What lines of the data below hold the string "icon"? Copy each one.

> **Entries from a dataset of interfaces**
*** Block opens ***
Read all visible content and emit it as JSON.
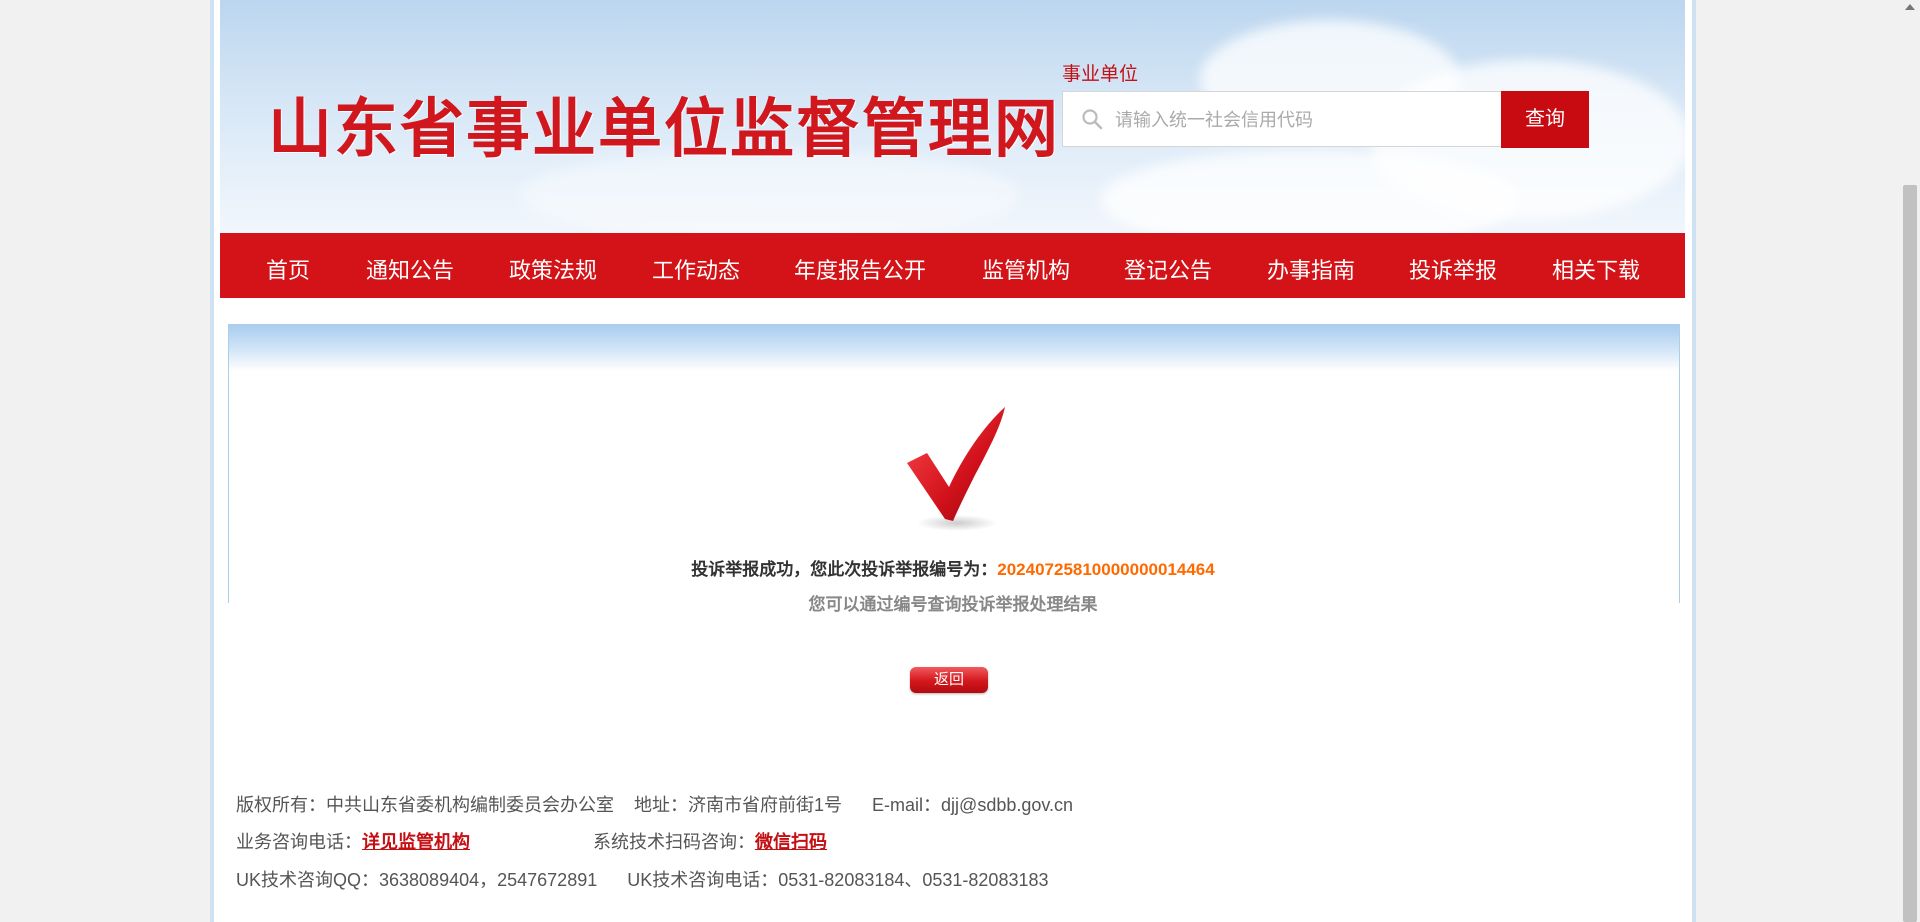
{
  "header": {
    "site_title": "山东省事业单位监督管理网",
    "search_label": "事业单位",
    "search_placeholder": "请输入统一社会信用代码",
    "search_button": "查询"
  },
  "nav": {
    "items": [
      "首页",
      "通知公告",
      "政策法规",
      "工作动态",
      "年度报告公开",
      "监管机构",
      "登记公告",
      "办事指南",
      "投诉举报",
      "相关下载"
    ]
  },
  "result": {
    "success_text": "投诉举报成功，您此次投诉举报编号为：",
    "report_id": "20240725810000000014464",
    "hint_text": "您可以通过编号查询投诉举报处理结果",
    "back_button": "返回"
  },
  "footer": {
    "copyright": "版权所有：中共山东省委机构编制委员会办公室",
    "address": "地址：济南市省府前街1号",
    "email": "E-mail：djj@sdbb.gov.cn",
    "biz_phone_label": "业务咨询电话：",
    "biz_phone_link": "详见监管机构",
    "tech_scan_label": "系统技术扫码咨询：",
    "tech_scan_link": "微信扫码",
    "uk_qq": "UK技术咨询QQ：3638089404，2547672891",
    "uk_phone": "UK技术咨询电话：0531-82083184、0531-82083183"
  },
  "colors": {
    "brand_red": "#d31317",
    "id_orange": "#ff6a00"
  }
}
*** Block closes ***
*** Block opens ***
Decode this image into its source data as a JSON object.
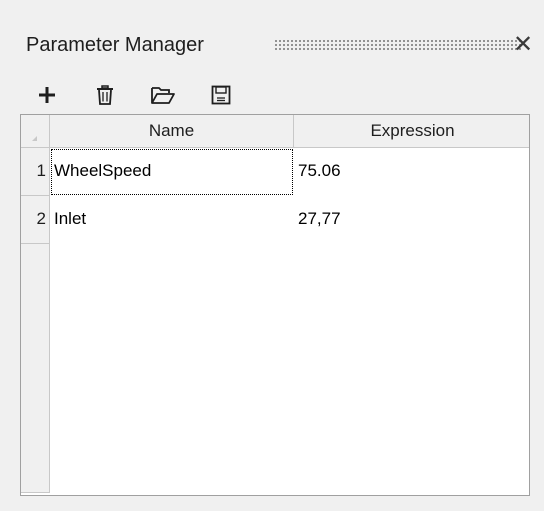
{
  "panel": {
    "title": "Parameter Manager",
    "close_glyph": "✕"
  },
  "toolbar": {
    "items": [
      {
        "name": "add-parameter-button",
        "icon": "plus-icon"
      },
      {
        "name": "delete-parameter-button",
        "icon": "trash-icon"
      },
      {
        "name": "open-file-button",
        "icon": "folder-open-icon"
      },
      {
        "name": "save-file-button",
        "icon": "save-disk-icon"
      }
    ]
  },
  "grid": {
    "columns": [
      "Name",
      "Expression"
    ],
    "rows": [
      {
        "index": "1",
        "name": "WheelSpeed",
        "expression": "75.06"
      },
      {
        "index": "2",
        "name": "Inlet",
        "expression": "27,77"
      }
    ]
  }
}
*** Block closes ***
> **Written reply**
        "icon": "plus-icon"
        "icon": "trash-icon"
        "icon": "folder-open-icon"
        "icon": "save-disk-icon"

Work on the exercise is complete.